Just finished my first panel at ConDFW, “Androids at the Dinner Table: Gadgets, Social Media and Society.” I was expecting to pretty much talk about things like the use of cell phones at the dinner table, the gross creeper potential of devices like Google Glass, and even some of the fun people have been having with stuff like Google Streetview.
It…didn’t really turn out that way. We talked about cell phone issues a teeny bit at the beginning of the panel, but after that the topic wandered a bit into publishing today versus back in the day territory, and also the usual “kids these days” tropes. Which seems to happen often when there’s a panel talking about society in the present and near future.
I’ll be the first to admit I don’t count as one of the “kids these days” any more. I’m in my thirties. But maybe I have a different perspective on a lot of these issues because I grew up during the surge of this technology. We went from mobile phones being these hilarious looking bricks or things attached to your car when I was in grade school, to suddenly in high school the rich kids had them, and by the time I had my first career path job (at 19), I’d bought my own and they were everywhere. I cut my teeth on dial-up bulletin boards before the www and browsers were really a thing, and by the time I hit high school we had a computer in every classroom and I was making websites on geocities and posting my terrible Sailor Moon fanfiction online.
And maybe I also have a different perspective about the kids these days because the roundabout way I got my degree (returning to a traditional university after a near decade-long hiatus) and my current social life have put me in a space where at 33, I’m dangerously close to being fossilized.
So, speaking from that perspective: Lay off the kids.
We’d rather text people than call. So what? We establish our personal space in crowded environments using a cell phone rather than a newspaper or book. So what? We meet people we like and get to be friends with them via social media, chatting back and forth in endless instant messenger conversations, watching movies together by live streaming. So what? Instead of sitting down at the local nerd lord’s kitchen table, we roleplay on journal systems or forums or by IM or have players skype in. So. Fucking. What.

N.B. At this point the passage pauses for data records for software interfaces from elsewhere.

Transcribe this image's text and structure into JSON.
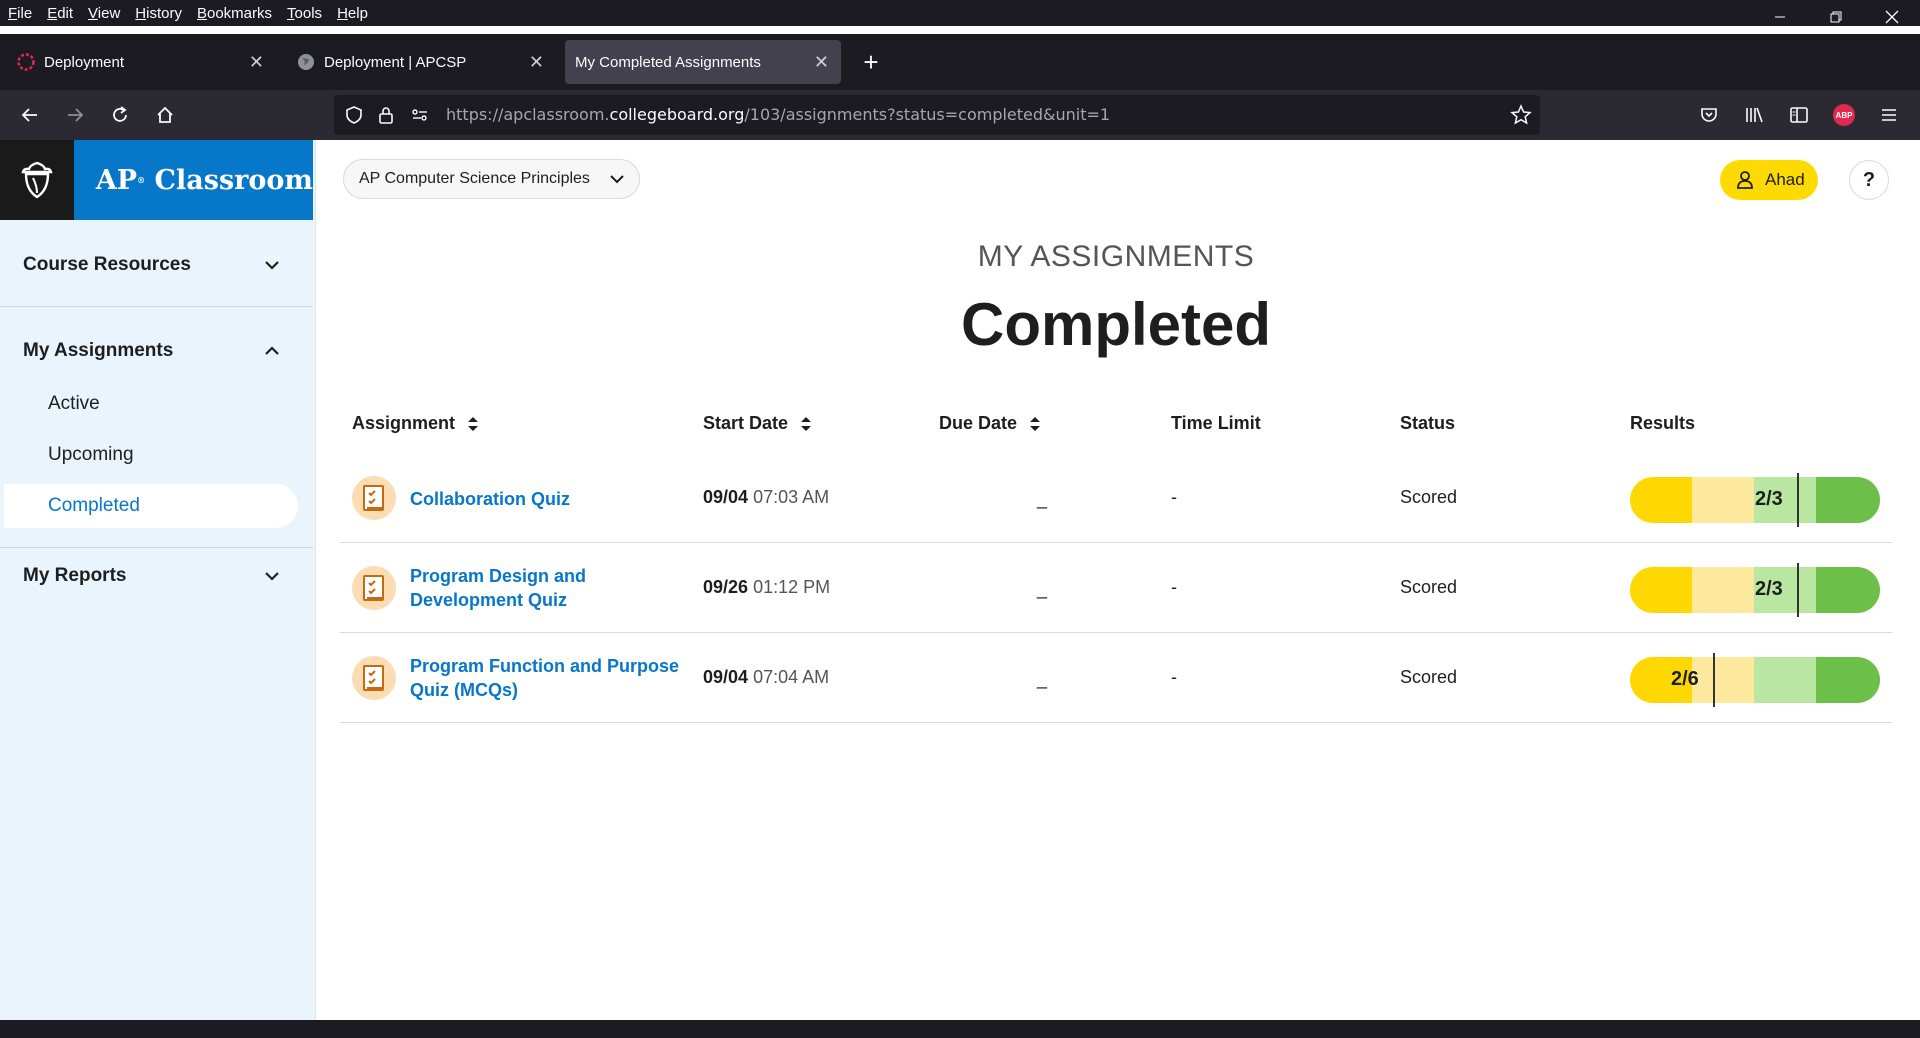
{
  "browser": {
    "menu": [
      "File",
      "Edit",
      "View",
      "History",
      "Bookmarks",
      "Tools",
      "Help"
    ],
    "tabs": [
      {
        "label": "Deployment",
        "icon": "red-ring-icon"
      },
      {
        "label": "Deployment | APCSP",
        "icon": "globe-icon"
      },
      {
        "label": "My Completed Assignments",
        "icon": "none",
        "active": true
      }
    ],
    "url_prefix": "https://apclassroom.",
    "url_domain": "collegeboard.org",
    "url_suffix": "/103/assignments?status=completed&unit=1",
    "toolbar_icons": [
      "pocket-icon",
      "library-icon",
      "sidebar-icon",
      "abp-icon",
      "hamburger-menu-icon"
    ],
    "abp_label": "ABP"
  },
  "brand": {
    "name_prefix": "AP",
    "name_suffix": "Classroom",
    "registered": "®",
    "color": "#0677c9"
  },
  "sidebar": {
    "course_resources": "Course Resources",
    "my_assignments": "My Assignments",
    "sub_items": [
      "Active",
      "Upcoming",
      "Completed"
    ],
    "my_reports": "My Reports"
  },
  "header": {
    "course": "AP Computer Science Principles",
    "user": "Ahad",
    "help": "?"
  },
  "main": {
    "eyebrow": "MY ASSIGNMENTS",
    "title": "Completed",
    "columns": [
      "Assignment",
      "Start Date",
      "Due Date",
      "Time Limit",
      "Status",
      "Results"
    ]
  },
  "rows": [
    {
      "name_line1": "Collaboration Quiz",
      "name_line2": "",
      "start_date": "09/04",
      "start_time": "07:03 AM",
      "due": "_",
      "time_limit": "-",
      "status": "Scored",
      "score": "2/3",
      "score_fraction": 0.667
    },
    {
      "name_line1": "Program Design and",
      "name_line2": "Development Quiz",
      "start_date": "09/26",
      "start_time": "01:12 PM",
      "due": "_",
      "time_limit": "-",
      "status": "Scored",
      "score": "2/3",
      "score_fraction": 0.667
    },
    {
      "name_line1": "Program Function and Purpose",
      "name_line2": "Quiz (MCQs)",
      "start_date": "09/04",
      "start_time": "07:04 AM",
      "due": "_",
      "time_limit": "-",
      "status": "Scored",
      "score": "2/6",
      "score_fraction": 0.333
    }
  ],
  "colors": {
    "score_segments": [
      "#fed800",
      "#fde99e",
      "#b9e6a0",
      "#6cc04a"
    ],
    "user_button": "#fedb00",
    "link": "#0677c9"
  }
}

I’m beyond tired of hearing about how we’re isolated, how we don’t know how to talk to each other any more. Have you ever considered that maybe, you just don’t know how to talk to us?
I have more friends now than I ever did before the age of the internet. I have more friends who will drop everything and talk to me if I’m having a problem, who will go out of their way to help me, who will create art with me. I have more friends that I can meet online for card games or roleplaying games or first person shooters (like paintball without the cardio component or the injuries), than I ever have in “real life.” I have more friends who have laughed with me and cried with me and been connected to the transformative moments of my life.
There is little anyone can say that will offend me more, and in a more personal way, than claiming that my friends are not real because we are so separated by physical distance that we have to use technology to communicate.
And kids these days don’t read? Don’t create? Can’t imagine?
You literally cannot use the internet without reading, without communicating using the written word. Did everyone sleep through the YA boom that Harry Potter set off? Have you been avoiding the young nerds who will talk your ear off about this amazing world they made up and want to use as the base for a video game or comic or novel? Have you completely missed the massive presence of fanfiction and fanart, a set of interlocking communities that are populated by people of all ages, yes, but mostly young people? Have you avoided the innovative ways “the kids” are expressing themselves on youtube and with podcasts and using services like vine?
Doing something differently doesn’t automatically make it inferior. Living life differently doesn’t automatically make it less of a life.
So let me tell you about the “kids these days” I have come to know. They are smart, and they are creative, and they are empathetic. They are people who are deeply worried about how the older generations have fucked up the world they’re going to inherit. They’re people who are aware of what kind of giant mess the schools are ejecting them in to, and yet they’re still reaching out to each other across unimaginable distance and doing what human beings have always done: create, and connect, and love.
The kids are all right.